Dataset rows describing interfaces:
= Beginning of Section =
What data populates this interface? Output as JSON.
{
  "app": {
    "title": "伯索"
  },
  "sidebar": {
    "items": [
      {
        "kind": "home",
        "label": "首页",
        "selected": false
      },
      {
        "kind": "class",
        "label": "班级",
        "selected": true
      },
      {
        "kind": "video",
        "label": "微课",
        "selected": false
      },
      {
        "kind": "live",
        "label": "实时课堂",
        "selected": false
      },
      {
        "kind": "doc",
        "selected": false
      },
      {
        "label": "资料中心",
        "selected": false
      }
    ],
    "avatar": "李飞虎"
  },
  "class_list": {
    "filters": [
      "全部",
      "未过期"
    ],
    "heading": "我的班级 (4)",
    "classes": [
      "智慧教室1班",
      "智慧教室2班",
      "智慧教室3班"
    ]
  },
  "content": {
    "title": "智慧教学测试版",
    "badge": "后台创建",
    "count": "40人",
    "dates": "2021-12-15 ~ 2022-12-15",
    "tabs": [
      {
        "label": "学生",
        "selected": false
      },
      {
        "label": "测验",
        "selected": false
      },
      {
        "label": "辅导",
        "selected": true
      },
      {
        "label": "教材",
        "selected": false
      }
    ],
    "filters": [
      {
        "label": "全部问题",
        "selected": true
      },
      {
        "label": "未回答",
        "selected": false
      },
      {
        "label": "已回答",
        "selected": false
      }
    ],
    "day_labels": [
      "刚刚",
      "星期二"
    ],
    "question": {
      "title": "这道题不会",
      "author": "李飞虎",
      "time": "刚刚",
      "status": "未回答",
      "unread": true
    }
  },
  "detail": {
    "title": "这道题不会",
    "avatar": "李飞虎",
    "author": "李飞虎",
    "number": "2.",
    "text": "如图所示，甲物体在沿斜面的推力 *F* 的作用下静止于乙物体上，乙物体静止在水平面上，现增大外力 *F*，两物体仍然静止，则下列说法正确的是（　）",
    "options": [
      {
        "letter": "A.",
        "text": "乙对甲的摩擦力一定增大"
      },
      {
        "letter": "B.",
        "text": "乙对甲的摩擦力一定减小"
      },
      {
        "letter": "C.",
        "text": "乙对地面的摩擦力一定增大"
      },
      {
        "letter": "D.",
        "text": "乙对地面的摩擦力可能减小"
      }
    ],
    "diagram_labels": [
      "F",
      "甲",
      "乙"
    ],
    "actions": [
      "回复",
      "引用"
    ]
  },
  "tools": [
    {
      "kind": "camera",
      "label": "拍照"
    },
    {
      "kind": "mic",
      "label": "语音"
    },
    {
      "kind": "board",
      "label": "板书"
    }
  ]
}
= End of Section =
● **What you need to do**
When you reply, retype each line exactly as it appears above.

● **Result below**
What data populates this interface? Output as JSON.
{
  "app": {
    "title": "伯索"
  },
  "sidebar": {
    "items": [
      {
        "kind": "home",
        "label": "首页",
        "selected": false
      },
      {
        "kind": "class",
        "label": "班级",
        "selected": true
      },
      {
        "kind": "video",
        "label": "微课",
        "selected": false
      },
      {
        "kind": "live",
        "label": "实时课堂",
        "selected": false
      },
      {
        "kind": "doc",
        "selected": false
      },
      {
        "label": "资料中心",
        "selected": false
      }
    ],
    "avatar": "李飞虎"
  },
  "class_list": {
    "filters": [
      "全部",
      "未过期"
    ],
    "heading": "我的班级 (4)",
    "classes": [
      "智慧教室1班",
      "智慧教室2班",
      "智慧教室3班"
    ]
  },
  "content": {
    "title": "智慧教学测试版",
    "badge": "后台创建",
    "count": "40人",
    "dates": "2021-12-15 ~ 2022-12-15",
    "tabs": [
      {
        "label": "学生",
        "selected": false
      },
      {
        "label": "测验",
        "selected": false
      },
      {
        "label": "辅导",
        "selected": true
      },
      {
        "label": "教材",
        "selected": false
      }
    ],
    "filters": [
      {
        "label": "全部问题",
        "selected": true
      },
      {
        "label": "未回答",
        "selected": false
      },
      {
        "label": "已回答",
        "selected": false
      }
    ],
    "day_labels": [
      "刚刚",
      "星期二"
    ],
    "question": {
      "title": "这道题不会",
      "author": "李飞虎",
      "time": "刚刚",
      "status": "未回答",
      "unread": true
    }
  },
  "detail": {
    "title": "这道题不会",
    "avatar": "李飞虎",
    "author": "李飞虎",
    "number": "2.",
    "text": "如图所示，甲物体在沿斜面的推力 *F* 的作用下静止于乙物体上，乙物体静止在水平面上，现增大外力 *F*，两物体仍然静止，则下列说法正确的是（　）",
    "options": [
      {
        "letter": "A.",
        "text": "乙对甲的摩擦力一定增大"
      },
      {
        "letter": "B.",
        "text": "乙对甲的摩擦力一定减小"
      },
      {
        "letter": "C.",
        "text": "乙对地面的摩擦力一定增大"
      },
      {
        "letter": "D.",
        "text": "乙对地面的摩擦力可能减小"
      }
    ],
    "diagram_labels": [
      "F",
      "甲",
      "乙"
    ],
    "actions": [
      "回复",
      "引用"
    ]
  },
  "tools": [
    {
      "kind": "camera",
      "label": "拍照"
    },
    {
      "kind": "mic",
      "label": "语音"
    },
    {
      "kind": "board",
      "label": "板书"
    }
  ]
}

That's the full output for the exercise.